Solution: 

Service-learning provides a way to use the resources of a college or university to meet real community needs, such as designing web sites for NPO's or training community members to effectively access and evaluate information online. Students can create valuable resources for the community while simultaneously becoming more aware of the social issues in that community. This ensures that once people are able to cross the digital divide, they will find the local information that they need, and not just more places to shop. This also creates the possibility for the next generation of leaders to have a better understanding of the information needs of their local community.

Verbiage for pattern card: 

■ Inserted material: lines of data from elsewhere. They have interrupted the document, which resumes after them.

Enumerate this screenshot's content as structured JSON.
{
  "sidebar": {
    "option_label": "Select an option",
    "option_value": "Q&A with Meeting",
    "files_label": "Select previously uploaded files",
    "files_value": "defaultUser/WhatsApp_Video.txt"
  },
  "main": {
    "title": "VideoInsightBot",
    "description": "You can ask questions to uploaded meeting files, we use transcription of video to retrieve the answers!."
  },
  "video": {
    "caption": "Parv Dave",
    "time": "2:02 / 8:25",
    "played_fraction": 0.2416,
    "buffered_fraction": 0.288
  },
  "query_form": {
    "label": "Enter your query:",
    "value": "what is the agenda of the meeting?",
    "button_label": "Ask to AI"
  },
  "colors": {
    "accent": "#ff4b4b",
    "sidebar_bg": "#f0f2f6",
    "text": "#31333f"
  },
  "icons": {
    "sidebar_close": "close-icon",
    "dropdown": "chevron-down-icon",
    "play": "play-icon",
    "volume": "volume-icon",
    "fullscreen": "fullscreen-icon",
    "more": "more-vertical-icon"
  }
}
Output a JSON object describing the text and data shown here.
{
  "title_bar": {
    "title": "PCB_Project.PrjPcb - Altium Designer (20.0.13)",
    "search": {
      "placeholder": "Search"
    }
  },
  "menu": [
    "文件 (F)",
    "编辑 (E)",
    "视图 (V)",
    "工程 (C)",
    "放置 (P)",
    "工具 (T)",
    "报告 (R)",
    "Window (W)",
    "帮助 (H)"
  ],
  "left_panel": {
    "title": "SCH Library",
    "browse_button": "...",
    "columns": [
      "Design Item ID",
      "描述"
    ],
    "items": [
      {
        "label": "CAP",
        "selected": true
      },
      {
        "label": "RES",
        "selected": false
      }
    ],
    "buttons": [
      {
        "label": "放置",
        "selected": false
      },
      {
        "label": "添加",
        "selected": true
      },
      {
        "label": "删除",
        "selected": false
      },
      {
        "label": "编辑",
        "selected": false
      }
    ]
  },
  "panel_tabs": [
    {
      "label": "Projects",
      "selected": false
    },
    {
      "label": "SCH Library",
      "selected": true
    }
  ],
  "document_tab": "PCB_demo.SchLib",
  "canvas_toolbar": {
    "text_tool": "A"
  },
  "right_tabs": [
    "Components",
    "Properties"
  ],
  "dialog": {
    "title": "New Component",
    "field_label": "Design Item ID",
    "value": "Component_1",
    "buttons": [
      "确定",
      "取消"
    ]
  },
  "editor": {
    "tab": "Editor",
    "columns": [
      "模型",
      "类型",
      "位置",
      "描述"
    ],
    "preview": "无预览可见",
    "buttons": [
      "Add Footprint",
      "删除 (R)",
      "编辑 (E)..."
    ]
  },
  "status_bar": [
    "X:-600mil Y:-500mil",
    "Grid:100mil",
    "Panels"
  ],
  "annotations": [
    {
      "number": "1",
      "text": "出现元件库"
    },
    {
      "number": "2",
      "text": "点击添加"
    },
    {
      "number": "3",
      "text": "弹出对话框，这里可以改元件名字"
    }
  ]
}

While many important community issues are ignored, higher education often focuses on abstractions. It can miss the myriad issues that are everywhere. Service-learning connects learning and research to practical projects. In relation to the online world students could maintain web sites for non-profit organizations, train agency representatives to maintain their own sites, and train community members to access and evaluate online information.

Pattern status: 
Released
Pattern annotations: 
Syndicate content